In a Leningrad hospital, two women deal with the aftereffects of their experiences in World War II, in a powerful examination of trauma by a young Russian director.
The trauma that happens to people in wartime is a theme so difficult that it almost seems impossible to portray in a film, but that hasn’t stopped filmmakers through the years from trying, so central and so important is this experience to the understanding of what war is, and why we need to stop making it. The challenge is taken up once again by a young Russian director, Kantemir Balagov, depicting the unspeakable cost to women in war, in his second feature, Beanpole.

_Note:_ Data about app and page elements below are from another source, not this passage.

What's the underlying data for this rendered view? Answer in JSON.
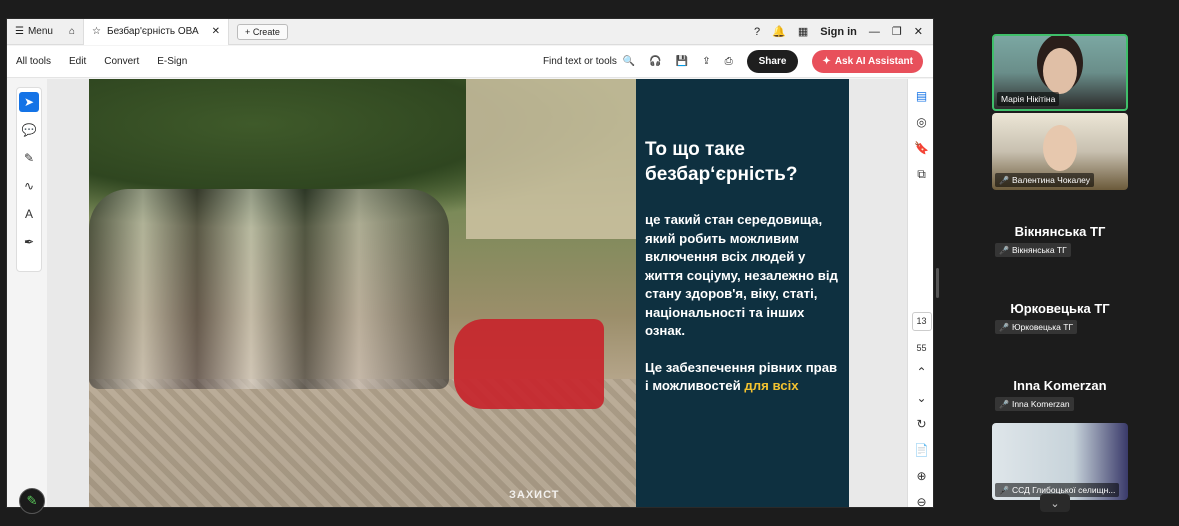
{
  "titlebar": {
    "menu_label": "Menu",
    "tab_title": "Безбар'єрність ОВА",
    "create_label": "Create",
    "sign_in": "Sign in"
  },
  "toolbar": {
    "items": [
      "All tools",
      "Edit",
      "Convert",
      "E-Sign"
    ],
    "find_label": "Find text or tools",
    "share_label": "Share",
    "ai_label": "Ask AI Assistant"
  },
  "slide": {
    "heading": "То що таке безбар‘єрність?",
    "paragraph1": "це такий стан середовища, який робить можливим включення всіх людей у життя соціуму, незалежно від стану здоров'я, віку, статі, національності та інших ознак.",
    "paragraph2_main": "Це забезпечення рівних прав і  можливостей ",
    "paragraph2_highlight": "для всіх",
    "photo_logo": "ЗАХИСТ"
  },
  "viewer": {
    "page_current": "13",
    "page_total": "55"
  },
  "participants": {
    "tiles": [
      {
        "name": "Марія Нікітіна"
      },
      {
        "name": "Валентина Чокалеу"
      }
    ],
    "list": [
      {
        "title": "Вікнянська ТГ",
        "tag": "Вікнянська ТГ"
      },
      {
        "title": "Юрковецька ТГ",
        "tag": "Юрковецька ТГ"
      },
      {
        "title": "Inna Komerzan",
        "tag": "Inna Komerzan"
      }
    ],
    "last_tile": {
      "name": "ССД Глибоцької селищн..."
    }
  },
  "colors": {
    "slide_panel": "#0e3040",
    "highlight": "#f2c230",
    "ai_button": "#e8505b",
    "active_speaker": "#3fbf6a"
  }
}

The place and time are a Leningrad hospital in late 1945. The terrifying siege of the city has ended, a siege that lasted 29 months, and in which somewhere around a million people starved to death. After that, the Soviets drove the Germans out of their country and into eventual defeat in Germany.
Now, in the hospital, we meet Iya, a very tall thin woman played by Viktoria Miroshnichenko. She’s a nurse, and the wounded soldiers in the hospital generally like her for her kind and gentle demeanor, and have given her the nickname “Beanpole.” But there’s something a bit “off” about Iya. As we eventually discover, she’s a veteran herself, who suffers from what today we could call an extreme case of PTSD. Her primary symptoms are a sudden gasping for air, followed by freezing in place, as if she were paralyzed. After a few minutes, she snaps out of it. Her co-workers are so used to this that they barely notice it anymore and just wait for the fit to pass.
Beanpole is caring for a toddler, a boy named Pashka, that everyone assumes is her son. At one point, unable to get anyone to watch him, she takes him to the hospital ward. His small malnourished body evokes sadness in the patients. They see in him another example of their country’s brutal suffering. What they don’t know is that Pashka’s history is more complicated than it seems. It has something to do with Beanpole’s best friend, a woman soldier named Masha, played by Vasilisa Perelygina, who comes back and visits Beanpole after being a part of the Soviet victory in Germany.
Masha’s trauma is not only from her experiences fighting the enemy, but also from the way men on her own side have treated her. A scene where she has dinner with the family of a possible fiancé, demonstrates how even the most feckless man will be given the benefit of a doubt over a woman, even a woman who has fought and bled for her country.
The actresses playing Beanpole and Masha are two newcomers who’ve never appeared on screen before, which is incredible, considering the raw vulnerability of their performances. The director, Balagov, and his co-screenwriter Aleksandr Terekhov, show us the truth about the women’s situation through the behavior, which sometimes seems nonsensical or contradictory, of these two friends, who share a secret and a profound suffering.
In some ways this makes the film difficult, because instead of spelling things out for us as the average film would, in order to help us know what to think and how to feel, the movie expresses everything indirectly. There are scenes in which facts are revealed only through the eyes, and the way Balagov frames the close-ups on the screen. We witness the characters trying desperately to control their feelings, and reality only comes at us sideways, as it were. The result is a film designed to evoke in us a disturbing sense of something that’s not right, that’s out of sync, but we’re never exactly sure what; something that threatens to disrupt or maybe even destroy our minds. It’s an astonishing feat of cinematic poetry to create in the viewer the sense of lingering trauma, of a war that is still being fought inside, and a pain that lurks underneath our awareness. Beanpole deliberately unbalances our world view, so that we experience almost directly the maddening uncertainty of this trauma.